• _Given data_:
****

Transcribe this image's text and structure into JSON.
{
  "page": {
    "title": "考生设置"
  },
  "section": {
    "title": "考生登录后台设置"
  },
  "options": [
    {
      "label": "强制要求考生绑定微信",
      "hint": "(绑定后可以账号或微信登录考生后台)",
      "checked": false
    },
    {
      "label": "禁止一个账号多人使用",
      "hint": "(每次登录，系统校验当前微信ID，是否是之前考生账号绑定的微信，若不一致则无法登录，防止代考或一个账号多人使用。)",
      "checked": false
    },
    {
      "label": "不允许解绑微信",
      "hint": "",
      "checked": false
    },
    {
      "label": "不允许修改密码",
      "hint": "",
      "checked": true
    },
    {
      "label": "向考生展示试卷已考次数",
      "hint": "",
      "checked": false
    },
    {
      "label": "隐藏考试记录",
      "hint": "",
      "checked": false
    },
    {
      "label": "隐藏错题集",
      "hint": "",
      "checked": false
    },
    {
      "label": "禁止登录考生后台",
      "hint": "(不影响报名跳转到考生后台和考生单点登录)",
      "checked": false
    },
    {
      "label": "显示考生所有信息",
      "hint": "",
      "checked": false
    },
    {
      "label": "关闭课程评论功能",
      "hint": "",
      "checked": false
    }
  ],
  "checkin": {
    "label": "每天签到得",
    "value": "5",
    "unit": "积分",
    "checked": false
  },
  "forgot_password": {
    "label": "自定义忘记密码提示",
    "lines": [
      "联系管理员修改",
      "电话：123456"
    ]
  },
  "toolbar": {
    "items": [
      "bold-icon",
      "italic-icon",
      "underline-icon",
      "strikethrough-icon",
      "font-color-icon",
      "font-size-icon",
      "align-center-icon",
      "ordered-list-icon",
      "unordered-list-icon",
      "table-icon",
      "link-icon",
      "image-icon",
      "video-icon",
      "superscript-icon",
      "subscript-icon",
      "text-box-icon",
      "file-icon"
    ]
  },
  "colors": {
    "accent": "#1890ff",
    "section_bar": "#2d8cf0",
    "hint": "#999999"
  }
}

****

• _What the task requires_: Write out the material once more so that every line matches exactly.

• _Answer for the task_:
Transcribe this image's text and structure into JSON.
{
  "page": {
    "title": "考生设置"
  },
  "section": {
    "title": "考生登录后台设置"
  },
  "options": [
    {
      "label": "强制要求考生绑定微信",
      "hint": "(绑定后可以账号或微信登录考生后台)",
      "checked": false
    },
    {
      "label": "禁止一个账号多人使用",
      "hint": "(每次登录，系统校验当前微信ID，是否是之前考生账号绑定的微信，若不一致则无法登录，防止代考或一个账号多人使用。)",
      "checked": false
    },
    {
      "label": "不允许解绑微信",
      "hint": "",
      "checked": false
    },
    {
      "label": "不允许修改密码",
      "hint": "",
      "checked": true
    },
    {
      "label": "向考生展示试卷已考次数",
      "hint": "",
      "checked": false
    },
    {
      "label": "隐藏考试记录",
      "hint": "",
      "checked": false
    },
    {
      "label": "隐藏错题集",
      "hint": "",
      "checked": false
    },
    {
      "label": "禁止登录考生后台",
      "hint": "(不影响报名跳转到考生后台和考生单点登录)",
      "checked": false
    },
    {
      "label": "显示考生所有信息",
      "hint": "",
      "checked": false
    },
    {
      "label": "关闭课程评论功能",
      "hint": "",
      "checked": false
    }
  ],
  "checkin": {
    "label": "每天签到得",
    "value": "5",
    "unit": "积分",
    "checked": false
  },
  "forgot_password": {
    "label": "自定义忘记密码提示",
    "lines": [
      "联系管理员修改",
      "电话：123456"
    ]
  },
  "toolbar": {
    "items": [
      "bold-icon",
      "italic-icon",
      "underline-icon",
      "strikethrough-icon",
      "font-color-icon",
      "font-size-icon",
      "align-center-icon",
      "ordered-list-icon",
      "unordered-list-icon",
      "table-icon",
      "link-icon",
      "image-icon",
      "video-icon",
      "superscript-icon",
      "subscript-icon",
      "text-box-icon",
      "file-icon"
    ]
  },
  "colors": {
    "accent": "#1890ff",
    "section_bar": "#2d8cf0",
    "hint": "#999999"
  }
}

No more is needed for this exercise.